Tableau software is a vital set of tools for data visualization. Its offerings, including Tableau Desktop and Tableau Prep Builder, are frequently used in many data science and B.I. teams’ workflows. But if you’re applying for a job that heavily involves Tableau, will having Tableau certifications give you an advantage amongst the talent pool?

Why should I learn Tableau?

Tableau, which began life as a data visualization company, is frequently used among data analysts, data scientists, and pretty much anyone who relies on data visualizations as part of their daily workflow. If you work with visualizations, it’s important to know how Tableau’s software suite works.

Tableau Software was acquired by Salesforce in 2019 for $15.7 billion, and now boasts a range of product offerings, including:

Like many other software platforms, Tableau has a huge portal loaded with tons of training videos—which is great for anyone who wants to learn it quickly. Most videos are roughly 30-60 minutes long, and really framed as training pieces for established data analysts. The ‘Learning’ platform also has whitepapers, links to certifications, and avenues for eLearning, classroom training, and in-person classes.

Does Tableau have an official certification? 

In short, yes—multiple certifications, in fact. Here’s a breakdown of Tableau certifications, how much they cost, and the product experience needed to land each:

There are also two “partner certifications”: Tableau consultant and Tableau architect. The Tableau consultant certification proves the bearer’s knowledge of “visual best practices and Tableau products” while the Tableau architect certification proves knowledge of “Tableau platform implementation, best practices and maintenance.”
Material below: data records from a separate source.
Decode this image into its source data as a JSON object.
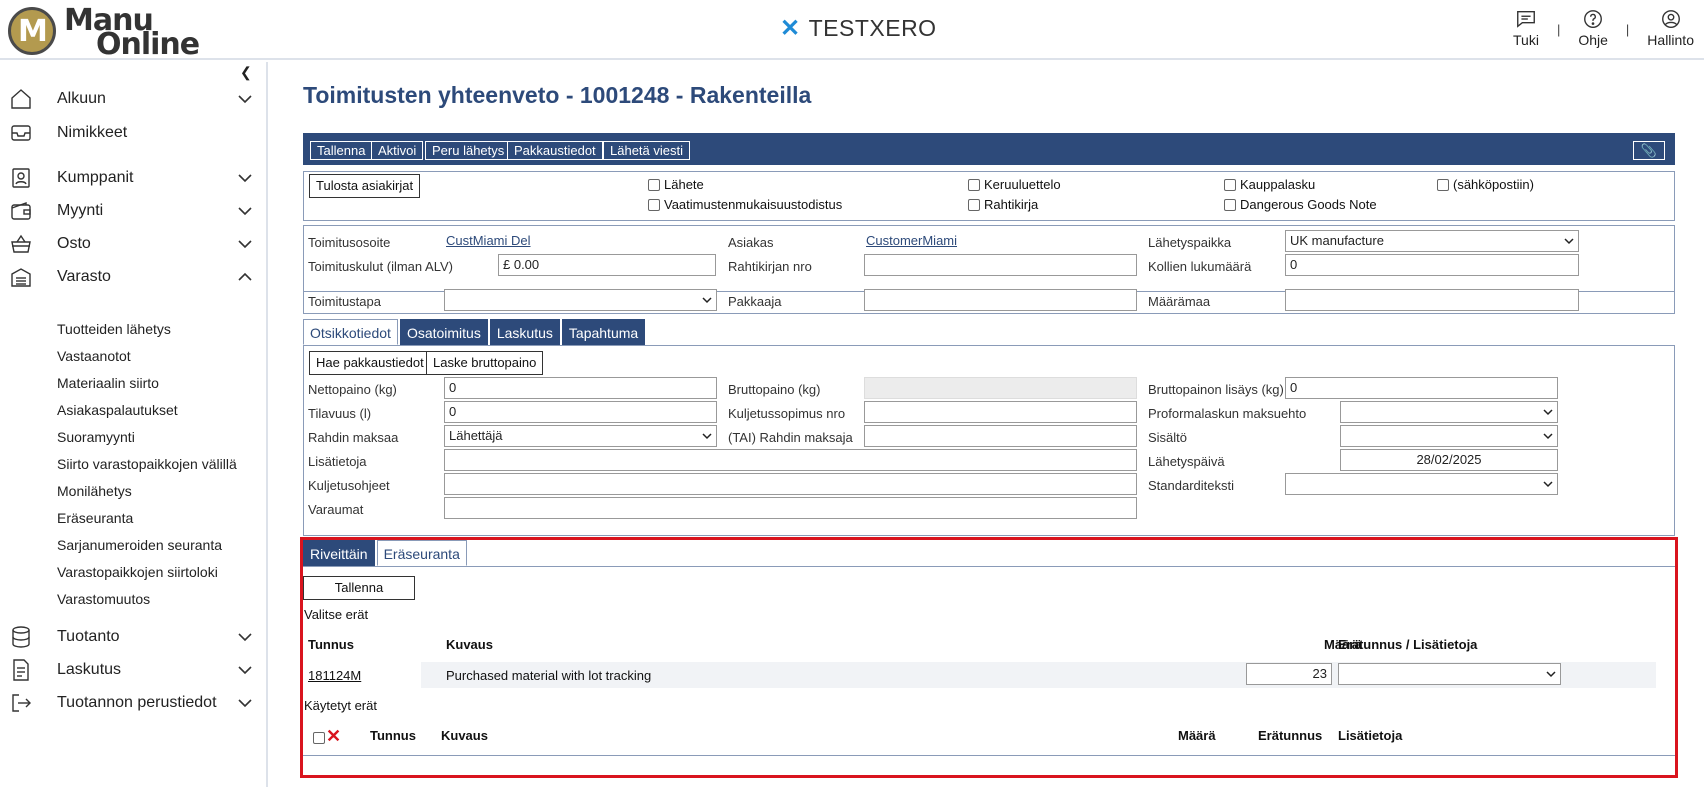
{
  "header": {
    "logo_line1": "Manu",
    "logo_line2": "Online",
    "company": "TESTXERO",
    "nav": [
      {
        "label": "Tuki",
        "icon": "chat-icon"
      },
      {
        "label": "Ohje",
        "icon": "help-icon"
      },
      {
        "label": "Hallinto",
        "icon": "user-icon"
      }
    ],
    "separator": "|"
  },
  "sidebar": {
    "items": [
      {
        "label": "Alkuun",
        "icon": "home-icon",
        "expandable": true
      },
      {
        "label": "Nimikkeet",
        "icon": "inbox-icon",
        "expandable": false
      },
      {
        "label": "Kumppanit",
        "icon": "contacts-icon",
        "expandable": true
      },
      {
        "label": "Myynti",
        "icon": "wallet-icon",
        "expandable": true
      },
      {
        "label": "Osto",
        "icon": "basket-icon",
        "expandable": true
      },
      {
        "label": "Varasto",
        "icon": "warehouse-icon",
        "expandable": true,
        "expanded": true
      },
      {
        "label": "Tuotanto",
        "icon": "database-icon",
        "expandable": true
      },
      {
        "label": "Laskutus",
        "icon": "invoice-icon",
        "expandable": true
      },
      {
        "label": "Tuotannon perustiedot",
        "icon": "signout-icon",
        "expandable": true
      }
    ],
    "varasto_sub": [
      "Tuotteiden lähetys",
      "Vastaanotot",
      "Materiaalin siirto",
      "Asiakaspalautukset",
      "Suoramyynti",
      "Siirto varastopaikkojen välillä",
      "Monilähetys",
      "Eräseuranta",
      "Sarjanumeroiden seuranta",
      "Varastopaikkojen siirtoloki",
      "Varastomuutos"
    ]
  },
  "page": {
    "title": "Toimitusten yhteenveto - 1001248 - Rakenteilla",
    "toolbar": [
      "Tallenna",
      "Aktivoi",
      "Peru lähetys",
      "Pakkaustiedot",
      "Lähetä viesti"
    ],
    "print_button": "Tulosta asiakirjat",
    "print_checks": [
      "Lähete",
      "Vaatimustenmukaisuustodistus",
      "Keruuluettelo",
      "Rahtikirja",
      "Kauppalasku",
      "Dangerous Goods Note",
      "(sähköpostiin)"
    ],
    "fields": {
      "toimitusosoite_label": "Toimitusosoite",
      "toimitusosoite_value": "CustMiami Del",
      "asiakas_label": "Asiakas",
      "asiakas_value": "CustomerMiami",
      "lahetyspaikka_label": "Lähetyspaikka",
      "lahetyspaikka_value": "UK manufacture",
      "toimituskulut_label": "Toimituskulut (ilman ALV)",
      "toimituskulut_value": "£ 0.00",
      "rahtikirjan_label": "Rahtikirjan nro",
      "rahtikirjan_value": "",
      "kollien_label": "Kollien lukumäärä",
      "kollien_value": "0",
      "toimitustapa_label": "Toimitustapa",
      "toimitustapa_value": "",
      "pakkaaja_label": "Pakkaaja",
      "pakkaaja_value": "",
      "maaramaa_label": "Määrämaa",
      "maaramaa_value": ""
    },
    "tabs": [
      "Otsikkotiedot",
      "Osatoimitus",
      "Laskutus",
      "Tapahtuma"
    ],
    "header_tab": {
      "btn_fetch": "Hae pakkaustiedot",
      "btn_calc": "Laske bruttopaino",
      "nettopaino_label": "Nettopaino (kg)",
      "nettopaino_value": "0",
      "bruttopaino_label": "Bruttopaino (kg)",
      "bruttopaino_lisays_label": "Bruttopainon lisäys (kg)",
      "bruttopaino_lisays_value": "0",
      "tilavuus_label": "Tilavuus (l)",
      "tilavuus_value": "0",
      "kuljetussopimus_label": "Kuljetussopimus nro",
      "proforma_label": "Proformalaskun maksuehto",
      "rahdin_maksaa_label": "Rahdin maksaa",
      "rahdin_maksaa_value": "Lähettäjä",
      "tai_rahdin_label": "(TAI) Rahdin maksaja",
      "sisalto_label": "Sisältö",
      "lisatietoja_label": "Lisätietoja",
      "lahetyspaiva_label": "Lähetyspäivä",
      "lahetyspaiva_value": "28/02/2025",
      "kuljetusohjeet_label": "Kuljetusohjeet",
      "standarditeksti_label": "Standarditeksti",
      "varaumat_label": "Varaumat"
    },
    "lot_tabs": [
      "Riveittäin",
      "Eräseuranta"
    ],
    "lot": {
      "save": "Tallenna",
      "select_lots": "Valitse erät",
      "col_tunnus": "Tunnus",
      "col_kuvaus": "Kuvaus",
      "col_maara": "Määrä",
      "col_eratunnus_lisa": "Erätunnus / Lisätietoja",
      "rows": [
        {
          "tunnus": "181124M",
          "kuvaus": "Purchased material with lot tracking",
          "maara": "23",
          "eratunnus": ""
        }
      ],
      "used_lots": "Käytetyt erät",
      "used_col_tunnus": "Tunnus",
      "used_col_kuvaus": "Kuvaus",
      "used_col_maara": "Määrä",
      "used_col_eratunnus": "Erätunnus",
      "used_col_lisatietoja": "Lisätietoja"
    }
  },
  "colors": {
    "primary": "#2d4a7a",
    "highlight": "#d9141e",
    "brand": "#b39a4f"
  }
}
Are there free certifications for Tableau?

Not run by Tableau itself. That being said, the company has a large portal with a lot of training materials and documentation, complete with free training videos. Virtual classroom training, however, comes with a hefty fee (i.e., thousands of dollars).

“If you’re just starting out with Tableau and data analysis, we recommend starting with ‘Desktop I: Fundamentals’ to learn how to build visualizations and interactive dashboards,” Sarah Hinrichsen, Program Manager – Trainer Enablement/Certification from Tableau, told Dice Insights in a recent article on Tableau training. “Once you have a basis in Tableau Desktop, ‘Desktop II: Intermediate’ takes many basic topics further with more complicated applications of the basic features and functions.

Other online-learning portals, such as Coursera and Udemy, have courses on offer, again for a fee (although often less than what Tableau itself charges; for example, Tableau-related courses on Udemy are as low as $40). 

Does a Tableau certification expire? 

Only one Tableau certification has no stated expiration date; the rest of the official Tableau jobs certifications need to be renewed after a period of a few years. If you’re a data scientist, data analyst, or other data-centric technologist interested in working with Tableau, that should serve as a solid incentive to keep your skills sharp. 


There are lots of visualization tools out there that tech professionals can rely upon to display their data. While you don’t need a certification in any visualization tool in order to land a job that involves data visualizations, a certification can help you stand out in a crowded field of applicants, especially for competitive jobs that involve lots of visualizing.